> [Assignment]
Every line with "presentation" in it must be copied from the data.

+--

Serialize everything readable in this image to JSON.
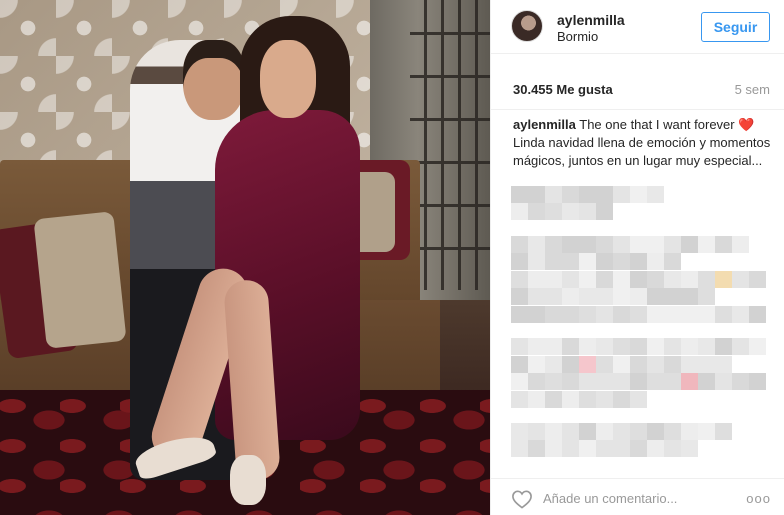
{
  "post": {
    "image_alt": "Couple sitting on a wooden bench",
    "username": "aylenmilla",
    "location": "Bormio",
    "follow_label": "Seguir",
    "likes": "30.455 Me gusta",
    "age": "5 sem",
    "caption": {
      "username": "aylenmilla",
      "text": " The one that I want forever ",
      "emoji": "❤️",
      "text2": " Linda navidad llena de emoción y momentos mágicos, juntos en un lugar muy especial..."
    },
    "comment_placeholder": "Añade un comentario...",
    "more_label": "ooo"
  },
  "colors": {
    "accent": "#3897f0",
    "text": "#262626",
    "muted": "#999999",
    "heart": "#e0245e"
  },
  "icons": {
    "like": "heart-outline-icon",
    "more": "more-options-icon"
  }
}
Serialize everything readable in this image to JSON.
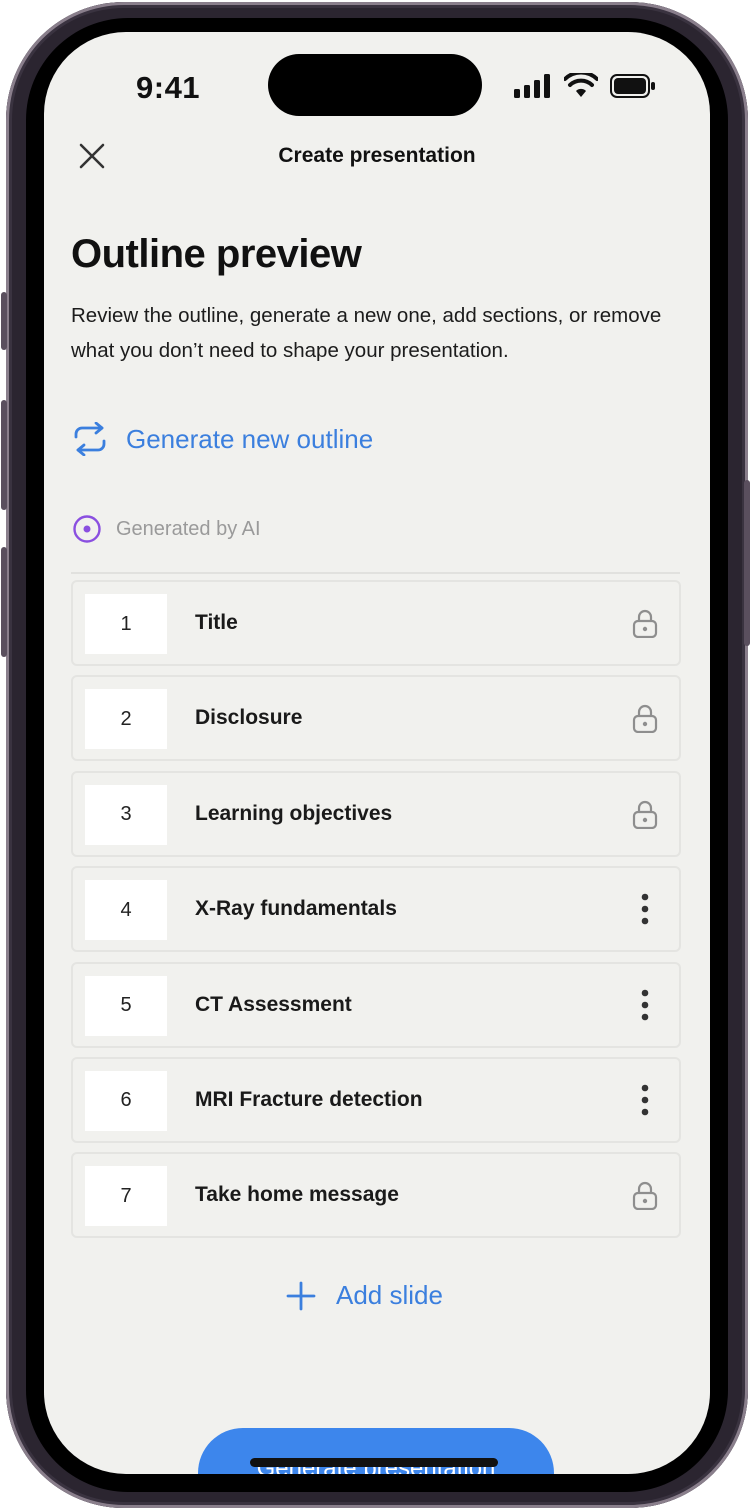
{
  "status_bar": {
    "time": "9:41",
    "icons": [
      "cellular-signal-icon",
      "wifi-icon",
      "battery-icon"
    ]
  },
  "header": {
    "title": "Create presentation",
    "close_icon": "close-icon"
  },
  "page": {
    "title": "Outline preview",
    "description": "Review the outline, generate a new one, add sections, or remove what you don’t need to shape your presentation."
  },
  "generate_link": {
    "label": "Generate new outline",
    "icon": "refresh-icon"
  },
  "ai_note": {
    "label": "Generated by AI",
    "icon": "ai-circle-icon"
  },
  "outline": [
    {
      "number": "1",
      "label": "Title",
      "action": "lock"
    },
    {
      "number": "2",
      "label": "Disclosure",
      "action": "lock"
    },
    {
      "number": "3",
      "label": "Learning objectives",
      "action": "lock"
    },
    {
      "number": "4",
      "label": "X-Ray fundamentals",
      "action": "more"
    },
    {
      "number": "5",
      "label": "CT Assessment",
      "action": "more"
    },
    {
      "number": "6",
      "label": "MRI Fracture detection",
      "action": "more"
    },
    {
      "number": "7",
      "label": "Take home message",
      "action": "lock"
    }
  ],
  "add_slide": {
    "label": "Add slide",
    "icon": "plus-icon"
  },
  "primary_button": {
    "label": "Generate presentation"
  },
  "colors": {
    "accent": "#3b7fde",
    "ai_purple": "#8a4fe0",
    "background": "#f1f1ee"
  }
}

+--

> [The answer]
    "title": "Create presentation",
    "description": "Review the outline, generate a new one, add sections, or remove what you don’t need to shape your presentation."
    "label": "Generate presentation"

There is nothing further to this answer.